During a Monday press conference, Mayor de Blasio said that there are currently 9,000 city employees on unpaid leave as of Monday, out of a workforce of  378,000.

Massive protests have erupted in New York against the mayor's unilateral vaccine mandates, with first responders, other employees, their supporters and even some politicians attending.

The New York Fire Department gave a press conference in the wake of the new regulations, stating that dozens of fire departments will be forced to shut down due to staffing shortages.

"Members of the New York City Fire Department are being put on leave without pay. We're not clear what the numbers are; we're not clear how many fire departments are going to be closed to day, but we're expecting dozens," an FDNY spokesperson said.
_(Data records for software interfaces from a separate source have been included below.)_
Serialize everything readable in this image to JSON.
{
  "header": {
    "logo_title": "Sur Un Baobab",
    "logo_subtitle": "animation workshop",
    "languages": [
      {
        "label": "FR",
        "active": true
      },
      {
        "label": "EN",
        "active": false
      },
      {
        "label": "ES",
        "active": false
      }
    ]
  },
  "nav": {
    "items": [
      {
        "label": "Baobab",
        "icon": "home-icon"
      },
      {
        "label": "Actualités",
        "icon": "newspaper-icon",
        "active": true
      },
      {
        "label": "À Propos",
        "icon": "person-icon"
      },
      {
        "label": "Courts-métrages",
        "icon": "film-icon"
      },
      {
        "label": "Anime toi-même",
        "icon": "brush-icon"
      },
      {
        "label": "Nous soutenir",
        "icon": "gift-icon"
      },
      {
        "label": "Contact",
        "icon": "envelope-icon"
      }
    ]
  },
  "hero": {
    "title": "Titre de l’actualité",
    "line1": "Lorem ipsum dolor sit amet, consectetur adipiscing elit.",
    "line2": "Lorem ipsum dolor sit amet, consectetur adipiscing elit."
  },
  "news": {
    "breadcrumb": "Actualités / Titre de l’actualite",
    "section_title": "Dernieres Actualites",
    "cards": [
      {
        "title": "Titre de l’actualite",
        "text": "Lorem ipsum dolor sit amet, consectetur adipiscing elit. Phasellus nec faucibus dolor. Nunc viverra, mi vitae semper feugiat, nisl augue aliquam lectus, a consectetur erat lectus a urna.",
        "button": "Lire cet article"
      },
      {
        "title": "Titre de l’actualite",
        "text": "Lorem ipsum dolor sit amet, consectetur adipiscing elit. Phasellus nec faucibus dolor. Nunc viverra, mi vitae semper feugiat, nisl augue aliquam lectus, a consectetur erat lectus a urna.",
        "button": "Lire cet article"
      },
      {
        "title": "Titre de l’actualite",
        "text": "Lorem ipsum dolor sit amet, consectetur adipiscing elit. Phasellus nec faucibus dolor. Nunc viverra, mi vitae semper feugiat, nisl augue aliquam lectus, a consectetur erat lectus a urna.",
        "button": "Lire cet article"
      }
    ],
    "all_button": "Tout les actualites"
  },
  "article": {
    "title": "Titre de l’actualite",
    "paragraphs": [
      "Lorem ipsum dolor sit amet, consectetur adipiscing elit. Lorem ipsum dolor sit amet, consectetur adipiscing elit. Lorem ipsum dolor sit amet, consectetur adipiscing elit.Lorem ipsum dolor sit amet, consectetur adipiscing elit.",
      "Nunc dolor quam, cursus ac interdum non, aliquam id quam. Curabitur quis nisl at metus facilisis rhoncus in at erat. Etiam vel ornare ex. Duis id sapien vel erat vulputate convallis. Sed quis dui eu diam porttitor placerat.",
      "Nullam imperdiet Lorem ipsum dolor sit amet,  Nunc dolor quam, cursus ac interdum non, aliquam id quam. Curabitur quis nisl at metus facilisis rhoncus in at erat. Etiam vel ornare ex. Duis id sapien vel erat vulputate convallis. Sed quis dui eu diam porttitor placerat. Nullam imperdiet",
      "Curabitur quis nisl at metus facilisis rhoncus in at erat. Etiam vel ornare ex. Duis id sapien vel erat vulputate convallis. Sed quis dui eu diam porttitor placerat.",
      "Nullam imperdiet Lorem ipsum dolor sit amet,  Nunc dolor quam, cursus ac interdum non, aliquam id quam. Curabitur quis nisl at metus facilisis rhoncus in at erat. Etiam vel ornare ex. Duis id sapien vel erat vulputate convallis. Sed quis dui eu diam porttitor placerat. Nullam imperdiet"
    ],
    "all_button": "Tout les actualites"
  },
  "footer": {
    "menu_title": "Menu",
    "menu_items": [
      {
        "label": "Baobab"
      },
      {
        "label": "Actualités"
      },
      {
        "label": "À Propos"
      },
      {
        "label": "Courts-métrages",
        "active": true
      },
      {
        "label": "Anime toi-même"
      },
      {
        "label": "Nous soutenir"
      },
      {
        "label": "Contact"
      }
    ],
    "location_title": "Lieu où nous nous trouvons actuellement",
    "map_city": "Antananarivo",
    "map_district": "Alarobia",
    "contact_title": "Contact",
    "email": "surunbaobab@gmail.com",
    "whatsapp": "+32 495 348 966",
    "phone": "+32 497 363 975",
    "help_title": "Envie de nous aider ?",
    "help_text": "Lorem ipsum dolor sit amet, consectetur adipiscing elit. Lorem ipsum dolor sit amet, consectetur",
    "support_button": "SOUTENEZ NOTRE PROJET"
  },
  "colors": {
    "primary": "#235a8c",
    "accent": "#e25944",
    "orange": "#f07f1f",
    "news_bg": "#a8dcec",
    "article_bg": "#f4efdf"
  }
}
"We're here today because of a mandate that was put on our members, but also on all New York City employees," the spokesperson said. "They were given nine days to make a life-changing decision on whether to take a vaccine, and we're gonna look at the aftermath of this right now."

The Fire Department alone has 2,000 members who are still unvaccinated, representing almost a quarter of their total roster of 11,000 firefighters. According to The New York Times, hundreds of these firefighters are currently incapacitated for work due to side effects of the vaccine. New York City typically sees thousands of 911 calls per day.

At this time, there are approximately 23,000 NYC employees in total, representing employees of various stripes who are still not vaccinated. Some 6,500 of these have applied for exemptions to the rule, although the majority of these applications are expected to be rejected. However, a judge did recently rule that religious exemptions of some sort must be allowed for this mandate.

The NYC Mayors office, however, is confident that things will continue to "run smoothly." Danielle Filson, Mayor Bill de Blasio's press secretary, stated that "Over 91 percent of New York City workers have stepped up for their communities and gotten the shot. With such strong numbers and dedicated public servants who never fail to go above and beyond, we expect services to run smoothly."

So far, the way city agencies are anticipating dealing with the problem is by upping the hours of those who are vaccinated and remain on the job. The Department of Sanitation has already extended the length of shifts of its workers to 12 hours, and will have many of its workers required to work Sundays as well.